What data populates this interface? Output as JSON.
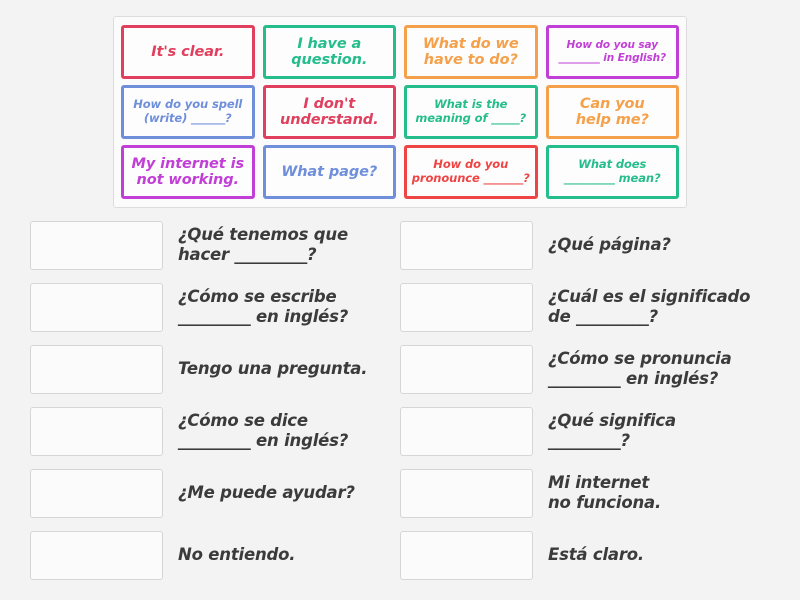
{
  "activity": {
    "type": "match-up",
    "title": "Classroom phrases English / Spanish match up"
  },
  "palette": {
    "crimson": "#e0405e",
    "green": "#25bd8b",
    "orange": "#f5a04a",
    "purple": "#c13fd6",
    "blue": "#6f8fdb",
    "red": "#ef4444",
    "background": "#f4f3f4",
    "tray_background": "#fbfbfb",
    "dropzone_border": "#d6d6d6",
    "answer_text": "#3b3b3b"
  },
  "tray": {
    "cards": [
      {
        "id": "card-its-clear",
        "lines": [
          "It's clear."
        ],
        "color": "#e0405e",
        "size": "normal"
      },
      {
        "id": "card-i-have-question",
        "lines": [
          "I have a",
          "question."
        ],
        "color": "#25bd8b",
        "size": "normal"
      },
      {
        "id": "card-what-do-we-do",
        "lines": [
          "What do we",
          "have to do?"
        ],
        "color": "#f5a04a",
        "size": "normal"
      },
      {
        "id": "card-how-do-you-say",
        "lines": [
          "How do you say",
          "________ in English?"
        ],
        "color": "#c13fd6",
        "size": "small"
      },
      {
        "id": "card-how-spell",
        "lines": [
          "How do you spell",
          "(write) ______?"
        ],
        "color": "#6f8fdb",
        "size": "mid"
      },
      {
        "id": "card-dont-understand",
        "lines": [
          "I don't",
          "understand."
        ],
        "color": "#e0405e",
        "size": "normal"
      },
      {
        "id": "card-meaning-of",
        "lines": [
          "What is the",
          "meaning of _____?"
        ],
        "color": "#25bd8b",
        "size": "mid"
      },
      {
        "id": "card-can-you-help",
        "lines": [
          "Can you",
          "help me?"
        ],
        "color": "#f5a04a",
        "size": "normal"
      },
      {
        "id": "card-internet-not-working",
        "lines": [
          "My internet is",
          "not working."
        ],
        "color": "#c13fd6",
        "size": "normal"
      },
      {
        "id": "card-what-page",
        "lines": [
          "What page?"
        ],
        "color": "#6f8fdb",
        "size": "normal"
      },
      {
        "id": "card-how-pronounce",
        "lines": [
          "How do you",
          "pronounce _______?"
        ],
        "color": "#ef4444",
        "size": "mid"
      },
      {
        "id": "card-what-does-mean",
        "lines": [
          "What does",
          "_________ mean?"
        ],
        "color": "#25bd8b",
        "size": "mid"
      }
    ]
  },
  "answers": {
    "left_column": [
      {
        "id": "answer-que-tenemos",
        "lines": [
          "¿Qué tenemos que",
          "hacer _________?"
        ]
      },
      {
        "id": "answer-como-escribe",
        "lines": [
          "¿Cómo se escribe",
          "_________ en inglés?"
        ]
      },
      {
        "id": "answer-tengo-pregunta",
        "lines": [
          "Tengo una pregunta."
        ]
      },
      {
        "id": "answer-como-dice",
        "lines": [
          "¿Cómo se dice",
          "_________ en inglés?"
        ]
      },
      {
        "id": "answer-me-puede-ayudar",
        "lines": [
          "¿Me puede ayudar?"
        ]
      },
      {
        "id": "answer-no-entiendo",
        "lines": [
          "No entiendo."
        ]
      }
    ],
    "right_column": [
      {
        "id": "answer-que-pagina",
        "lines": [
          "¿Qué página?"
        ]
      },
      {
        "id": "answer-cual-significado",
        "lines": [
          "¿Cuál es el significado",
          "de _________?"
        ]
      },
      {
        "id": "answer-como-pronuncia",
        "lines": [
          "¿Cómo se pronuncia",
          "_________ en inglés?"
        ]
      },
      {
        "id": "answer-que-significa",
        "lines": [
          "¿Qué significa",
          "_________?"
        ]
      },
      {
        "id": "answer-mi-internet",
        "lines": [
          "Mi internet",
          "no funciona."
        ]
      },
      {
        "id": "answer-esta-claro",
        "lines": [
          "Está claro."
        ]
      }
    ]
  }
}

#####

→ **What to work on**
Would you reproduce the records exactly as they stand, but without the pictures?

→ **Result**
What data populates this interface? Output as JSON.
{
  "activity": {
    "type": "match-up",
    "title": "Classroom phrases English / Spanish match up"
  },
  "palette": {
    "crimson": "#e0405e",
    "green": "#25bd8b",
    "orange": "#f5a04a",
    "purple": "#c13fd6",
    "blue": "#6f8fdb",
    "red": "#ef4444",
    "background": "#f4f3f4",
    "tray_background": "#fbfbfb",
    "dropzone_border": "#d6d6d6",
    "answer_text": "#3b3b3b"
  },
  "tray": {
    "cards": [
      {
        "id": "card-its-clear",
        "lines": [
          "It's clear."
        ],
        "color": "#e0405e",
        "size": "normal"
      },
      {
        "id": "card-i-have-question",
        "lines": [
          "I have a",
          "question."
        ],
        "color": "#25bd8b",
        "size": "normal"
      },
      {
        "id": "card-what-do-we-do",
        "lines": [
          "What do we",
          "have to do?"
        ],
        "color": "#f5a04a",
        "size": "normal"
      },
      {
        "id": "card-how-do-you-say",
        "lines": [
          "How do you say",
          "________ in English?"
        ],
        "color": "#c13fd6",
        "size": "small"
      },
      {
        "id": "card-how-spell",
        "lines": [
          "How do you spell",
          "(write) ______?"
        ],
        "color": "#6f8fdb",
        "size": "mid"
      },
      {
        "id": "card-dont-understand",
        "lines": [
          "I don't",
          "understand."
        ],
        "color": "#e0405e",
        "size": "normal"
      },
      {
        "id": "card-meaning-of",
        "lines": [
          "What is the",
          "meaning of _____?"
        ],
        "color": "#25bd8b",
        "size": "mid"
      },
      {
        "id": "card-can-you-help",
        "lines": [
          "Can you",
          "help me?"
        ],
        "color": "#f5a04a",
        "size": "normal"
      },
      {
        "id": "card-internet-not-working",
        "lines": [
          "My internet is",
          "not working."
        ],
        "color": "#c13fd6",
        "size": "normal"
      },
      {
        "id": "card-what-page",
        "lines": [
          "What page?"
        ],
        "color": "#6f8fdb",
        "size": "normal"
      },
      {
        "id": "card-how-pronounce",
        "lines": [
          "How do you",
          "pronounce _______?"
        ],
        "color": "#ef4444",
        "size": "mid"
      },
      {
        "id": "card-what-does-mean",
        "lines": [
          "What does",
          "_________ mean?"
        ],
        "color": "#25bd8b",
        "size": "mid"
      }
    ]
  },
  "answers": {
    "left_column": [
      {
        "id": "answer-que-tenemos",
        "lines": [
          "¿Qué tenemos que",
          "hacer _________?"
        ]
      },
      {
        "id": "answer-como-escribe",
        "lines": [
          "¿Cómo se escribe",
          "_________ en inglés?"
        ]
      },
      {
        "id": "answer-tengo-pregunta",
        "lines": [
          "Tengo una pregunta."
        ]
      },
      {
        "id": "answer-como-dice",
        "lines": [
          "¿Cómo se dice",
          "_________ en inglés?"
        ]
      },
      {
        "id": "answer-me-puede-ayudar",
        "lines": [
          "¿Me puede ayudar?"
        ]
      },
      {
        "id": "answer-no-entiendo",
        "lines": [
          "No entiendo."
        ]
      }
    ],
    "right_column": [
      {
        "id": "answer-que-pagina",
        "lines": [
          "¿Qué página?"
        ]
      },
      {
        "id": "answer-cual-significado",
        "lines": [
          "¿Cuál es el significado",
          "de _________?"
        ]
      },
      {
        "id": "answer-como-pronuncia",
        "lines": [
          "¿Cómo se pronuncia",
          "_________ en inglés?"
        ]
      },
      {
        "id": "answer-que-significa",
        "lines": [
          "¿Qué significa",
          "_________?"
        ]
      },
      {
        "id": "answer-mi-internet",
        "lines": [
          "Mi internet",
          "no funciona."
        ]
      },
      {
        "id": "answer-esta-claro",
        "lines": [
          "Está claro."
        ]
      }
    ]
  }
}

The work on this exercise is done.